August 27, 2006|By C. Fraser Smith

Herewith, a couple of election year thoughts on citizenship and our democracy.

Thought Number One:

When the Brits uncovered a scheme to blow up airplanes bound for the U.S., a crisis arose. Would-be suicide bombers were planning to take certain materials - gels and liquids of some sort - onto the planes. These items were to be mixed into an explosive cocktail. But they were foiled. Hail Britannia. Those guys are good.

But who knew if all the miscreants had been apprehended? Were others in the plot still at large, their liquids and gels at the ready? What to do?

Americans knew they were headed toward the dreaded "heightened security." A code of some color was about to be posted. It's so tiresome. Long lines. Bare and stocking feet. And now a ban on liquids or gels in carry-on baggage? What are we supposed to do about our hair?

And they say we're not making any sacrifices!

First cuticle scissors and now this. Really! Great bins the size of your basic Humvee were rolling through airports chock full of discarded contraband. People were forced to discard critical products at the start of their vacations. Or take off for paradise and risk not finding what they needed at their destinations. We were on the verge of A Great Dishevelment.

What is the world coming to? What indeed?

Thought Number Two:

We need a new definition of political corruption. It would have nothing to do with the usual kind of corruption: self-dealing, theft, kickbacks, campaign finance shenanigans and things like that.

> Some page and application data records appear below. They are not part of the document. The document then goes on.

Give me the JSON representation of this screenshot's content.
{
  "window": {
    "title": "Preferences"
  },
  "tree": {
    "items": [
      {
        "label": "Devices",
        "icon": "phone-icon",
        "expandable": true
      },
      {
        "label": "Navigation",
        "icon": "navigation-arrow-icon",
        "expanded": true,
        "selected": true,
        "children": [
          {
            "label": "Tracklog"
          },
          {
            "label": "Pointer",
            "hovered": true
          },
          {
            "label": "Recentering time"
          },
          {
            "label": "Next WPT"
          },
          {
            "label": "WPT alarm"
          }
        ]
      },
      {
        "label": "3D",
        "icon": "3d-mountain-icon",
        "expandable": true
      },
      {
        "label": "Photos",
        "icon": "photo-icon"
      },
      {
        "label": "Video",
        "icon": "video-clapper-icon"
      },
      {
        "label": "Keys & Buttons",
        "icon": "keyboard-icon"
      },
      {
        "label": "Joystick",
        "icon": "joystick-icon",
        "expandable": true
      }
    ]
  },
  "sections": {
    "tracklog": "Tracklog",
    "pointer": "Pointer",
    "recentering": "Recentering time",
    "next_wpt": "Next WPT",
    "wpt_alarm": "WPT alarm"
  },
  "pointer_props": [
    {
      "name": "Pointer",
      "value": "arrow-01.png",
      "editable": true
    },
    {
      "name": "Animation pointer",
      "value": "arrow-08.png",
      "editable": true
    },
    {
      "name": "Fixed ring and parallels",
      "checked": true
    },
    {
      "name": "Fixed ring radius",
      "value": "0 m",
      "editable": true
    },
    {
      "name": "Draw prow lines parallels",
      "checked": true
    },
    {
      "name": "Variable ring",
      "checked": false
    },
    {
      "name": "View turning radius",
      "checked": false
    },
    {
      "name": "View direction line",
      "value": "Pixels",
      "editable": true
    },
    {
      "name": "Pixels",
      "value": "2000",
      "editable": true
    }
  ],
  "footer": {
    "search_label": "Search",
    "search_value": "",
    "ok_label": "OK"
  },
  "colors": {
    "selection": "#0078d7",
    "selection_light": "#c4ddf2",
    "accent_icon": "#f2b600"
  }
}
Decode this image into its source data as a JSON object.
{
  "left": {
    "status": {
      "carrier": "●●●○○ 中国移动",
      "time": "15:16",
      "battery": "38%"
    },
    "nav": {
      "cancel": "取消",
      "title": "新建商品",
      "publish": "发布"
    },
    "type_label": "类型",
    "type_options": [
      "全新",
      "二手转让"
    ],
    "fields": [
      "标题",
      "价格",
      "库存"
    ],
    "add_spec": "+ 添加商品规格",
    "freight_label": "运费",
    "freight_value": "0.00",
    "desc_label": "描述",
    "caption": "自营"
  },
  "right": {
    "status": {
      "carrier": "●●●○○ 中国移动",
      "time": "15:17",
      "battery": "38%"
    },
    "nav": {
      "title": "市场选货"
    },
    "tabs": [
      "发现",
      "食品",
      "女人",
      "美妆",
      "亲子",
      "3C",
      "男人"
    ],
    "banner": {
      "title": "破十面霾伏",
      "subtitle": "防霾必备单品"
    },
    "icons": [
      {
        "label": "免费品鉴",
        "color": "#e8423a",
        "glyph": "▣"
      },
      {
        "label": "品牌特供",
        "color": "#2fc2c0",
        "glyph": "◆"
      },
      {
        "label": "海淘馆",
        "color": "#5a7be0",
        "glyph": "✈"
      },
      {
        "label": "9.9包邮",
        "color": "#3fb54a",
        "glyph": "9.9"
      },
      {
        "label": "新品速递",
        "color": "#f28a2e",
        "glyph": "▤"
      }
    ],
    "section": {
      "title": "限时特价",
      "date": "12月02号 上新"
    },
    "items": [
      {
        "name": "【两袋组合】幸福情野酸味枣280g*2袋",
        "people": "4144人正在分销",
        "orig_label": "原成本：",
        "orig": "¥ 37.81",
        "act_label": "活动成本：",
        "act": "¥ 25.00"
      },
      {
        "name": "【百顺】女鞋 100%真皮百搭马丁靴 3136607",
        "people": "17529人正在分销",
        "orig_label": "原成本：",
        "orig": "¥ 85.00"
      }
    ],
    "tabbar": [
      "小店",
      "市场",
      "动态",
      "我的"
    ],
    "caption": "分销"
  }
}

These things are not trifling, to be sure. (I heard someone suggest recently that House Ethics Committee is an oxymoron. The cynics are everywhere.) But there's an even bigger problem, largely unaddressed.

It should be a requirement that political leaders engage in the dispensing of hard truths, leveling with the people whose votes they want. Candidates would have to say things like this:

"My fellow Americans, you're way overweight. You need to ease up on the chicken wings. You're a burden on the health care system, not to speak of the furniture. You need to go on a diet. Do you have a mirror? Please. I have your best interests at heart. Did you know that heart disease, cancer and diabetes are associated with obesity?

"Also, we need a draft. You can't go along as if someone else will do the fighting, the sacrificing and, of course, the dying. I am the candidate who will stand up and say we can't keep fighting unless we have more soldiers, and you're it - or your sons are daughters are it.

"My platform also includes this obvious finding. Higher taxes are in your future. If you want better public schools, and you always tell the pollsters you do, you need better teachers, better facilities, a gym class once a month to deal with that other problem I mentioned, and the odd bit of music. All of this costs money. It's pretty simple. I know you'll want to thank me for my candor.

"I will also propose the following. You, Mr. and Mrs. Consumer, are not saving enough. Oh, yes, I know you haven't had a pay increase since the first Clinton administration. But suck it up.

"And you must stop using your home as an automated bank machines, borrowing against equity to buy things. I am here to tell you the bubble is about to burst. You'll have borrowed yourself into a mortgage you can't afford.

"You are part of the nation's great shopping spree, trusting in government to borrow from the Chinese and others to cover your excesses. This is thought to be unhealthy for the nation's long- or short-term future. Oh, and don't forget to get rid of your gas guzzler, your Jet Skis, your inefficient lawn mowers. They're implicated in the global warming thing.

"Finally, voting should be mandatory.

"You could all make an important symbolic statement by riding your bike to the polling place. I'm sure I don't have to remind you to vote for me."

C. Fraser Smith is senior news analyst for WYPR-FM. His column appears Sundays. His e-mail address is

Baltimore Sun Articles
Please note the green-lined linked article text has been applied commercially without any involvement from our newsroom editors, reporters or any other editorial staff.